◆ Work instructions
Search the records for "points". Report every line where it occurs.

◆ Stored records
::::::::::

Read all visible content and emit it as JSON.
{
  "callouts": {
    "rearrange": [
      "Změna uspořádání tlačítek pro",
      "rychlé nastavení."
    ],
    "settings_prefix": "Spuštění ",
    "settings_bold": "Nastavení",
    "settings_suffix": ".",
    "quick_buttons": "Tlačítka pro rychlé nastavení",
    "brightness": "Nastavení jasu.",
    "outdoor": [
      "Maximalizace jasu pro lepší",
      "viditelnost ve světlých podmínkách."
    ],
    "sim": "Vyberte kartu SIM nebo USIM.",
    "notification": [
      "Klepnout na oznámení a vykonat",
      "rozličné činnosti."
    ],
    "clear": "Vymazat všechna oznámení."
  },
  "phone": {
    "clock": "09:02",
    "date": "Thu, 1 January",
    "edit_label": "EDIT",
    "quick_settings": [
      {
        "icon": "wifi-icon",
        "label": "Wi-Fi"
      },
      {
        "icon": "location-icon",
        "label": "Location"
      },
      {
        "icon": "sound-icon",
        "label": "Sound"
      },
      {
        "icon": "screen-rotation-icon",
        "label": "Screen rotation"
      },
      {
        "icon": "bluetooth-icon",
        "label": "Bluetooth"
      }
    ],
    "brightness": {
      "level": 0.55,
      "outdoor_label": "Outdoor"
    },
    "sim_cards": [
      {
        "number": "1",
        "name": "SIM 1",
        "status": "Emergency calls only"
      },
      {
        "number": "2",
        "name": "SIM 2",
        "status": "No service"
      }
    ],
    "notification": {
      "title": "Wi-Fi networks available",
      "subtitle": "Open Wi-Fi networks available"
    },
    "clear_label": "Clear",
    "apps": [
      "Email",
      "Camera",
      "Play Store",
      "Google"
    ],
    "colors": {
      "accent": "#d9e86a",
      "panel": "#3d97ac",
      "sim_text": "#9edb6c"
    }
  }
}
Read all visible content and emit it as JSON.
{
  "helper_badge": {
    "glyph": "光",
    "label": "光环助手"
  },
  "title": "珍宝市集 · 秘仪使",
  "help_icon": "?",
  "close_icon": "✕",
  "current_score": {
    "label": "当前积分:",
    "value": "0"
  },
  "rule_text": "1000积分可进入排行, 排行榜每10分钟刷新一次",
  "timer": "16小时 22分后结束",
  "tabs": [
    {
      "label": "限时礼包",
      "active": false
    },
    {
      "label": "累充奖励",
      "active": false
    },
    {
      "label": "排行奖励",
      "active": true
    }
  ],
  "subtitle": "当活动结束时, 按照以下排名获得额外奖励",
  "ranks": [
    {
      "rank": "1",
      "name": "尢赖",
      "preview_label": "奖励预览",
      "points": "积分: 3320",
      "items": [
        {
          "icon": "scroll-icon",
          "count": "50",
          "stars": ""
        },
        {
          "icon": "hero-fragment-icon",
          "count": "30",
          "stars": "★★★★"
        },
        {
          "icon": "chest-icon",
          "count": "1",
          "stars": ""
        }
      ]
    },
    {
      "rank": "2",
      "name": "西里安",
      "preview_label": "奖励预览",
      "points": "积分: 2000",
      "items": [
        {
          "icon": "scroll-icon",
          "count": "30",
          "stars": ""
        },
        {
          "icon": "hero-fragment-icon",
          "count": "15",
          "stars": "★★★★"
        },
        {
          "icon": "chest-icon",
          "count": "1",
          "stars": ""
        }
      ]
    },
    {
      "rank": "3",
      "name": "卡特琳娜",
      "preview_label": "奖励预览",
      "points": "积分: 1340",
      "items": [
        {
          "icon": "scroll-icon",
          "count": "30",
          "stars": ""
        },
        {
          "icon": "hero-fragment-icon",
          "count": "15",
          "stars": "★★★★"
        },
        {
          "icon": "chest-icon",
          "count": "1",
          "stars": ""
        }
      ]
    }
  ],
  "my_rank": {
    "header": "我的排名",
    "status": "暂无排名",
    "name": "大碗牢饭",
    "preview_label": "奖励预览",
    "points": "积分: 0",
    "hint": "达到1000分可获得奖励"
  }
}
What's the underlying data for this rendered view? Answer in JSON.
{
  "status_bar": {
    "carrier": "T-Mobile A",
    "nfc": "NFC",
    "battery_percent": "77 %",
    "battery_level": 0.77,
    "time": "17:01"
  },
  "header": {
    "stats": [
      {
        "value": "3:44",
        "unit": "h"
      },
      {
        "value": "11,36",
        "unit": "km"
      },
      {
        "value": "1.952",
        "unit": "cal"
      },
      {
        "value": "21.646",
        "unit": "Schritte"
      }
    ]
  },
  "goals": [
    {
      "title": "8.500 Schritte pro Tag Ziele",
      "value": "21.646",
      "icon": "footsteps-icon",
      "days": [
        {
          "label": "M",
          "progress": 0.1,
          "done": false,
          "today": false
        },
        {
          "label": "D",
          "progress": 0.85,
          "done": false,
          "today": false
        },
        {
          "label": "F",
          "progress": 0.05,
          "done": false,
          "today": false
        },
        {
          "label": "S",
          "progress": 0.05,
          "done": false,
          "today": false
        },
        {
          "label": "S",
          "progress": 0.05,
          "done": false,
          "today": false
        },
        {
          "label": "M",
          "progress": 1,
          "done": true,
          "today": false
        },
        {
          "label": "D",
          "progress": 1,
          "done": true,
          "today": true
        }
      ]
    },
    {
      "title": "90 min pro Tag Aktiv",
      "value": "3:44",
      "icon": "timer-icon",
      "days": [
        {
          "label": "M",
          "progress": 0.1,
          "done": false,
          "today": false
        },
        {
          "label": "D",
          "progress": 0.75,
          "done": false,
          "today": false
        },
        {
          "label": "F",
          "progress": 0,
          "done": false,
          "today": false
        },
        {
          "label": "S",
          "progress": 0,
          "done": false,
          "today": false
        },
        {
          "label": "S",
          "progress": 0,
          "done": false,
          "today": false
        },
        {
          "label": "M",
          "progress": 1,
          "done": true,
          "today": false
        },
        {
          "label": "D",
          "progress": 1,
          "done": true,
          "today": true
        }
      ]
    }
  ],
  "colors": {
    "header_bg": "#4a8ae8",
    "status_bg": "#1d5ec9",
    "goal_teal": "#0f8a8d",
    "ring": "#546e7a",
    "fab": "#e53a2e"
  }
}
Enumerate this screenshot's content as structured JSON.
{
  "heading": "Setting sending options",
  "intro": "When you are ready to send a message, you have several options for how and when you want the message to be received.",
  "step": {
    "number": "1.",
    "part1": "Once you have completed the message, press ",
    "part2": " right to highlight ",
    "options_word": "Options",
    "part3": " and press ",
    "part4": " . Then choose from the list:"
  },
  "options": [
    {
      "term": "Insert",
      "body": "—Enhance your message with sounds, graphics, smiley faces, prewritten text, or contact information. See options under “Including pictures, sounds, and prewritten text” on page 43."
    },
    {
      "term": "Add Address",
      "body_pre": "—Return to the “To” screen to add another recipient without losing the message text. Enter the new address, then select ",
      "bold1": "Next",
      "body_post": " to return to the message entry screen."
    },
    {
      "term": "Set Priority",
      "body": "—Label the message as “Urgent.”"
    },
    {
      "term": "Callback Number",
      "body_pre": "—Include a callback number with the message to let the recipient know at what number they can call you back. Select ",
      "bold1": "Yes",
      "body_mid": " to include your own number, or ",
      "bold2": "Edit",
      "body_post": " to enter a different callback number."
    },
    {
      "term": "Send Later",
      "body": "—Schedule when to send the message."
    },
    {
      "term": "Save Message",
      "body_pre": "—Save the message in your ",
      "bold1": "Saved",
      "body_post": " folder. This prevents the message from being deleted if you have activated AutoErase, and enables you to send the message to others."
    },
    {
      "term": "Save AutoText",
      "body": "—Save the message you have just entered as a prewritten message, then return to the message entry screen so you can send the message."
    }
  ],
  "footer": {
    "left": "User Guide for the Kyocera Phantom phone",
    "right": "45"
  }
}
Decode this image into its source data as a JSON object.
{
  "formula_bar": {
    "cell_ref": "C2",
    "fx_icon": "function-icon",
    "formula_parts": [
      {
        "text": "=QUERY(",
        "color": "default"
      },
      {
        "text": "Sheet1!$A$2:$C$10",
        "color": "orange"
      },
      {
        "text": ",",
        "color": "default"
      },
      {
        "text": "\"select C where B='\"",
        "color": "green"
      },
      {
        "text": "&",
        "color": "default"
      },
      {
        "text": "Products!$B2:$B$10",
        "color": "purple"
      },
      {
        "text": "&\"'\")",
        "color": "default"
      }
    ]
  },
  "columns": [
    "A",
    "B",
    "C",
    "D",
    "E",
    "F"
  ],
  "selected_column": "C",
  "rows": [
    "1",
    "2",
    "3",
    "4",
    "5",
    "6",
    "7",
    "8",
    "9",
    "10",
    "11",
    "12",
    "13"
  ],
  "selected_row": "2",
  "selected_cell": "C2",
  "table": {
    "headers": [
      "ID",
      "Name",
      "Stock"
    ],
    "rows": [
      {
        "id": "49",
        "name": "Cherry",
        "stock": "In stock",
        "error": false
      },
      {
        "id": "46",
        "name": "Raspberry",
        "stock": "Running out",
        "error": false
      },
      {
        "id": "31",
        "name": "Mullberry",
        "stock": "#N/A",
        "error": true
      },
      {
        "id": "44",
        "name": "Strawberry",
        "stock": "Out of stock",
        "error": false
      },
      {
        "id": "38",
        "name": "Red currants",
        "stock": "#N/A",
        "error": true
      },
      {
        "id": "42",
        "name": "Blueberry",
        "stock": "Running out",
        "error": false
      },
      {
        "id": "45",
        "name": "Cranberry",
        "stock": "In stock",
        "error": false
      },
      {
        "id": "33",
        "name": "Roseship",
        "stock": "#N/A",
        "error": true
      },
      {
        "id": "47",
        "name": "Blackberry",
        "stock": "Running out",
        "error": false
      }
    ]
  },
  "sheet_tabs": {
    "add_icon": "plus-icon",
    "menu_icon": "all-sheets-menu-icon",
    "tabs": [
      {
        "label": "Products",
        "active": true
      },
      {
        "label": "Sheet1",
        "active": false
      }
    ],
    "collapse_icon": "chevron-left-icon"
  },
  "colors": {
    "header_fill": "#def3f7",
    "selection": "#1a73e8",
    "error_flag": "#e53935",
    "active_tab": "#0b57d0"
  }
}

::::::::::

◆ Response to the exercise
      "points": "积分: 3320",
      "points": "积分: 2000",
      "points": "积分: 1340",
    "points": "积分: 0",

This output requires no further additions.